Furthermore, we demonstrate its capabilities regarding large-scale ALS data by classifying a 2.5km^2 subset containing 41M points from the Actueel Hoogtebestand Nederland (AHN3) with 95% overall accuracy in just 48s inference time or with 96% in 108s.
Towards Better Classification of Land Cover and Land Use Based on Convolutional Neural Networks
Leibniz University of Hanover, Germany
Land use and land cover are two important variables in remote sensing. Commonly, the information of land use is stored in geospatial databases. In order to update such databases, we present a new approach to determine the land cover and to classify land use objects using convolutional neural networks (CNN). High-resolution aerial images and derived data such as digital surface models serve as input. An encoder-decoder based CNN is used for land cover classification. We found a composite including the infrared band and height data to outperform RGB images in land cover classification.

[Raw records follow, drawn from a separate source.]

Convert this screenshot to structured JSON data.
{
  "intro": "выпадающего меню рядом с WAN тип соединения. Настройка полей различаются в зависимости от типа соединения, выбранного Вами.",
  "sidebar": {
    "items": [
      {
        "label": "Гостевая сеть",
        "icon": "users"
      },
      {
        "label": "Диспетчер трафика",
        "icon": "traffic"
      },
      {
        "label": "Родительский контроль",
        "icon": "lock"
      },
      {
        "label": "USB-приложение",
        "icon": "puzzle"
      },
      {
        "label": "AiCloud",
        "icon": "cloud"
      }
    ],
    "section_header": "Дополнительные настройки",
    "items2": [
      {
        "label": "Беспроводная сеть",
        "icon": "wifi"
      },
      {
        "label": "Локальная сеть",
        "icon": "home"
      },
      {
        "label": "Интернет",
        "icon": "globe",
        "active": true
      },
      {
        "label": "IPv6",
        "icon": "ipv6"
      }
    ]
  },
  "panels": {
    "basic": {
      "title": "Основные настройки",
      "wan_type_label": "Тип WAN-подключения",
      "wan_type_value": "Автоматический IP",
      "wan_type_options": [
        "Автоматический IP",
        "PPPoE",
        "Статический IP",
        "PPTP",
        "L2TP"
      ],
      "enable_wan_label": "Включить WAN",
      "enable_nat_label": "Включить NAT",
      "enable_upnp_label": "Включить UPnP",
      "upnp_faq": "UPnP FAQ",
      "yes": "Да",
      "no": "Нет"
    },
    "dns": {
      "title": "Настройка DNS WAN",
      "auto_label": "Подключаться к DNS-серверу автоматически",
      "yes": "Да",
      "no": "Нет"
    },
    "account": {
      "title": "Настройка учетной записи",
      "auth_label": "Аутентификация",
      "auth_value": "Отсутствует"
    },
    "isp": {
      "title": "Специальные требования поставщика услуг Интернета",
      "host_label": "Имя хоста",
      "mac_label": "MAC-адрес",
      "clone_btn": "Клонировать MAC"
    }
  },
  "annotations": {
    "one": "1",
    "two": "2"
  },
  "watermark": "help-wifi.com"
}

We also propose a CNN-based methodology for the prediction of land use label from the geospatial databases, where we use masks representing object shape, the RGB images and the pixel-wise class scores of land cover as input. For this task, we developed a two-branch network where the first branch considers the whole area of an image, while the second branch focuses on a smaller relevant area. We evaluated our methods using two sites and achieved an overall accuracy of up to 89.6% and 81.8% for land cover and land use, respectively. We also tested our methods for land cover classification using the Vaihingen dataset of the ISPRS 2D semantic labelling challenge and achieved an overall accuracy of 90.7%.

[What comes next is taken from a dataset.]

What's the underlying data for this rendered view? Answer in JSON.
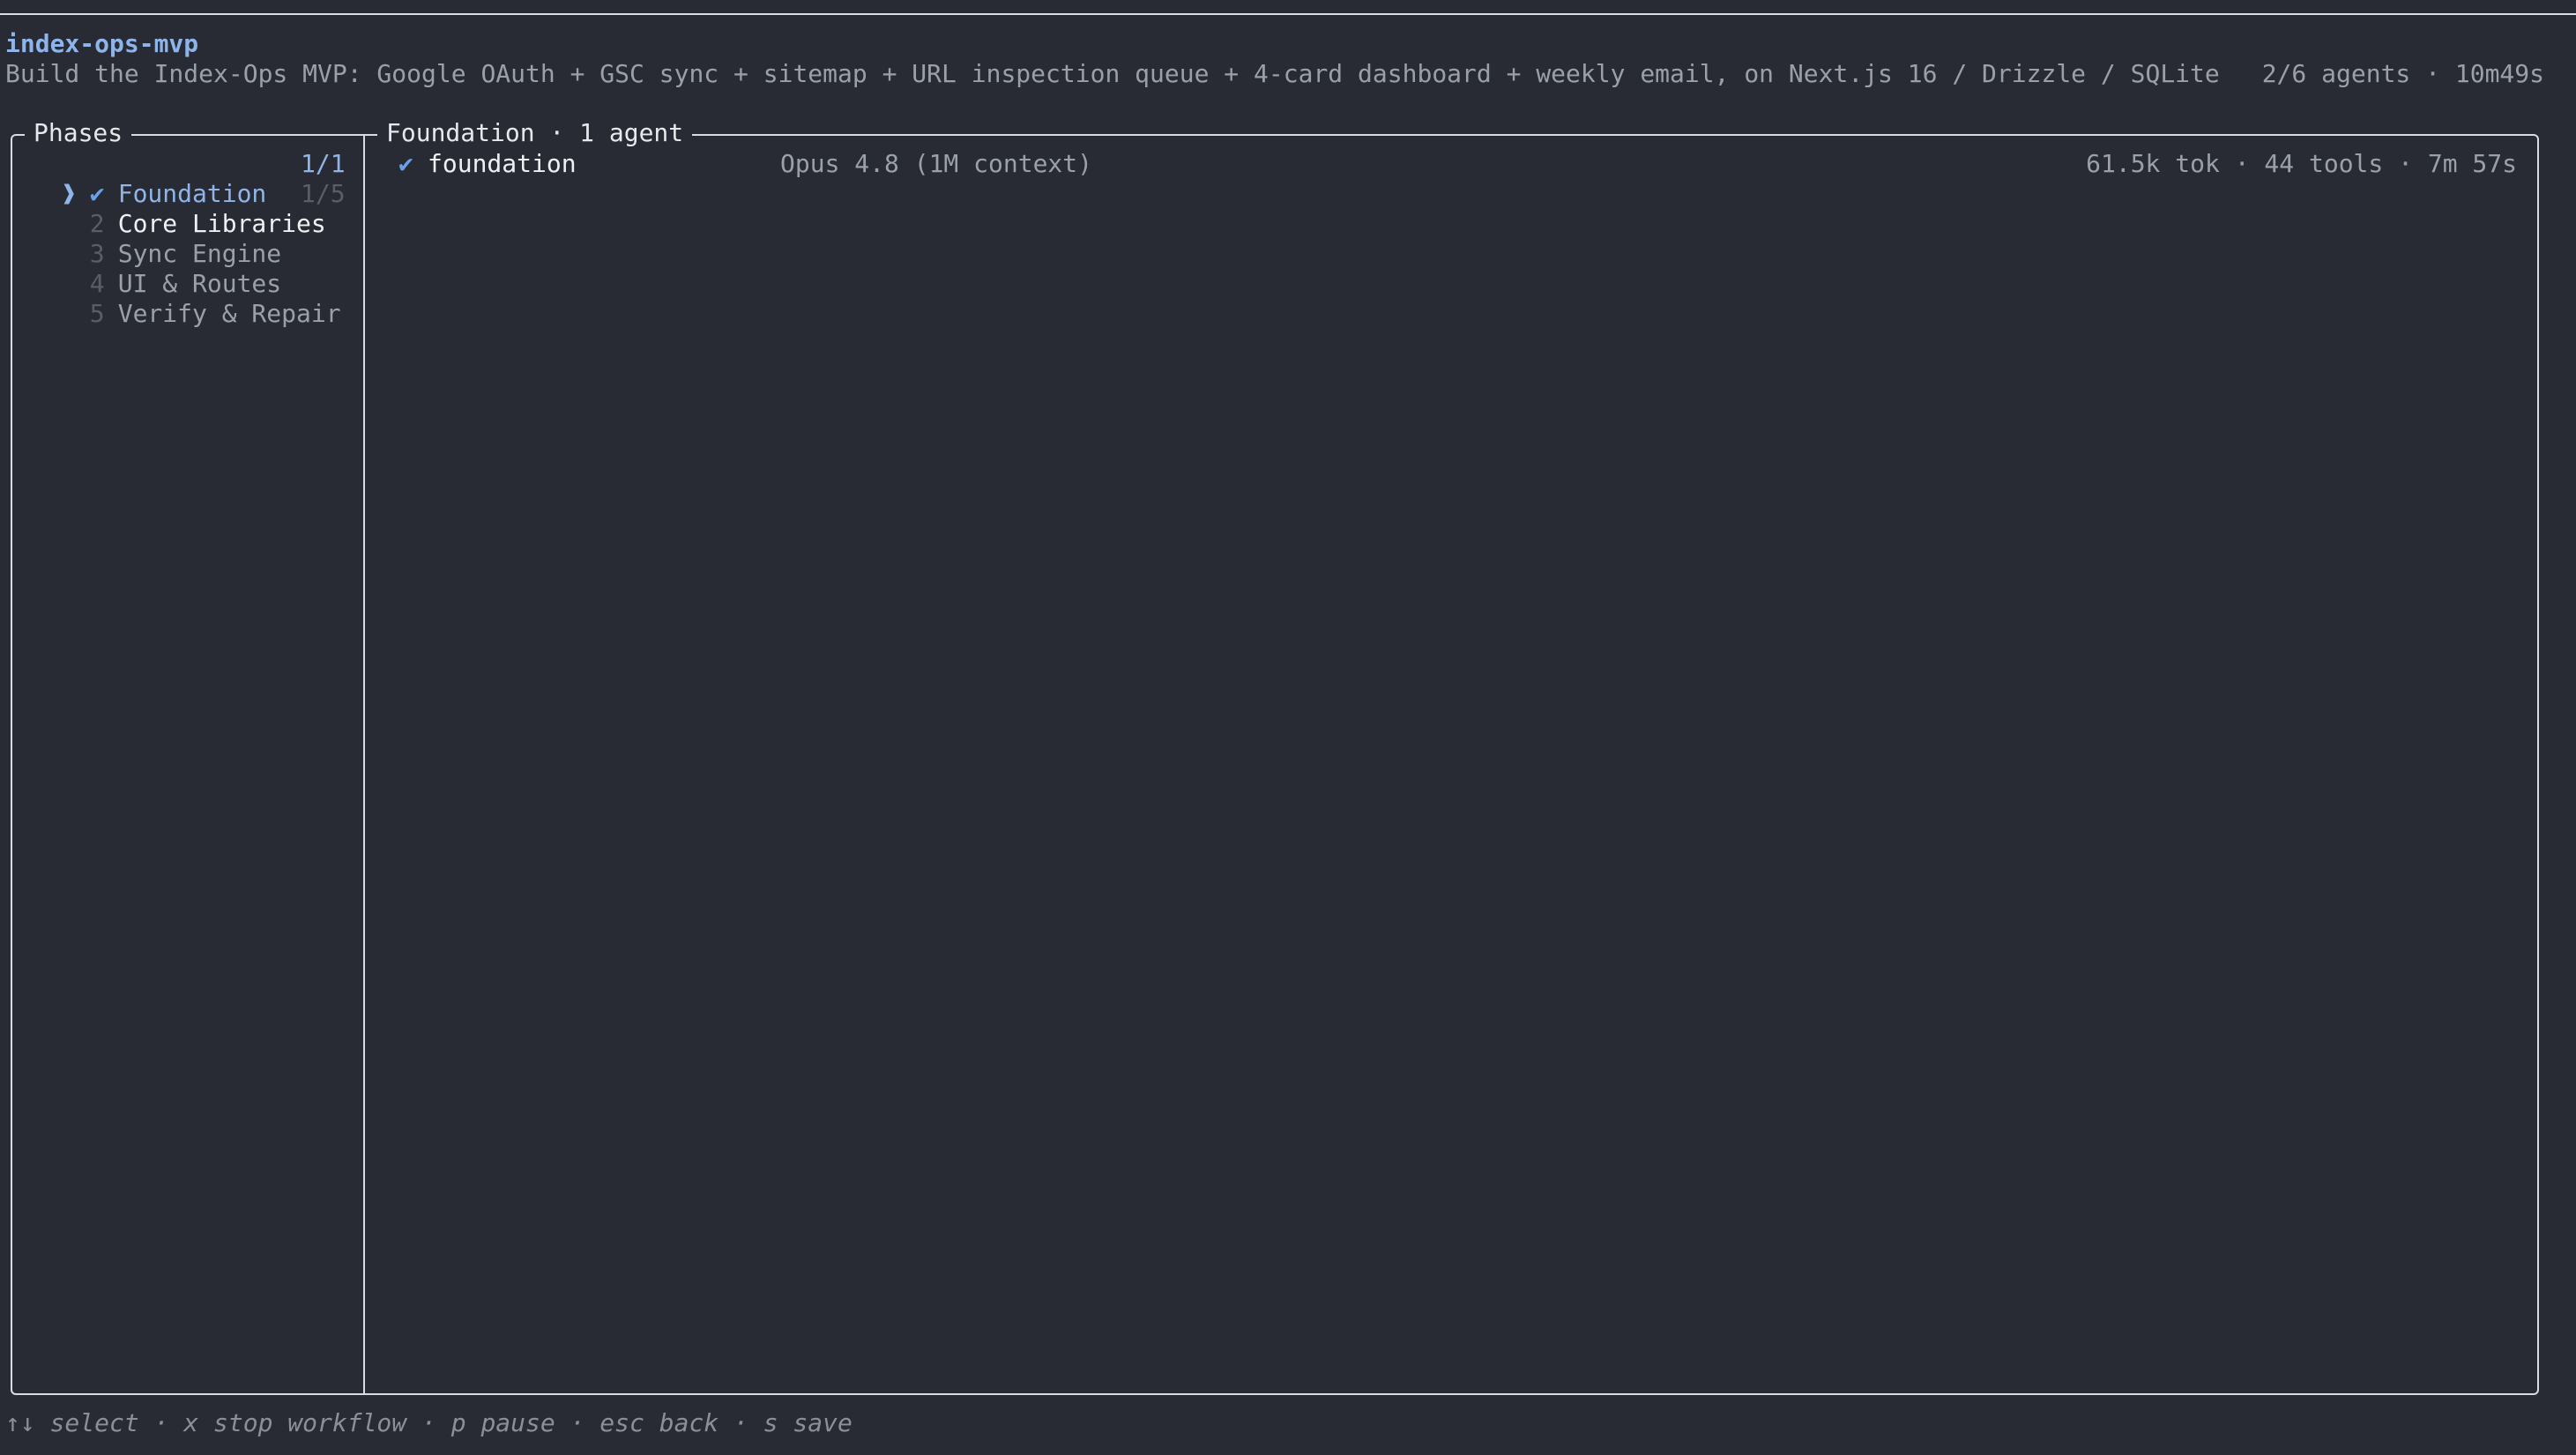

Building Segmentation from Aerial VHR Images using Mask R-CNN
1Dept of Geoscience and Remote Sensing, Delft University of Technology, the Netherlands; 2Dept of Computational Science and Engineering, Delft University of Technology, the Netherlands
Up-to-date 3D building models are important for many applications. Airborne very high resolution (VHR) images often acquired annually give an opportunity to create an up-to-date 3D model. Building segmentation is often the first and utmost step. Convolutional neural networks (CNNs) draw lots of attention in interpreting VHR images as they can learn very effective features for very complex scenes. This paper employs Mask R-CNN to address two problems in building segmentation: detecting different scales of building and segmenting buildings to have accurately segmented edges. Mask R-CNN starts from feature pyramid network (FPN) to create different scales of semantically rich features. FPN is integrated with region proposal network (RPN) to generate objects with various scales with the corresponding optimal scale of features. The features with high and low levels of information are further used for better object classification of small objects and for mask prediction of edges. The method is tested on ISPRS benchmark dataset by comparing results with the fully convolutional networks (FCN), which merge high and low level features by a skip-layer to create a single feature for semantic segmentation. The results show that Mask R-CNN outperforms FCN with around 15\% in detecting objects, especially in detecting small objects. Moreover, Mask R-CNN has much better results in edge region than FCN. The results also show that choosing the range of anchor scales in Mask R-CNN is a critical factor in segmenting different scale of objects. This paper provides an insight into how a good anchor scale for different dataset should be chosen.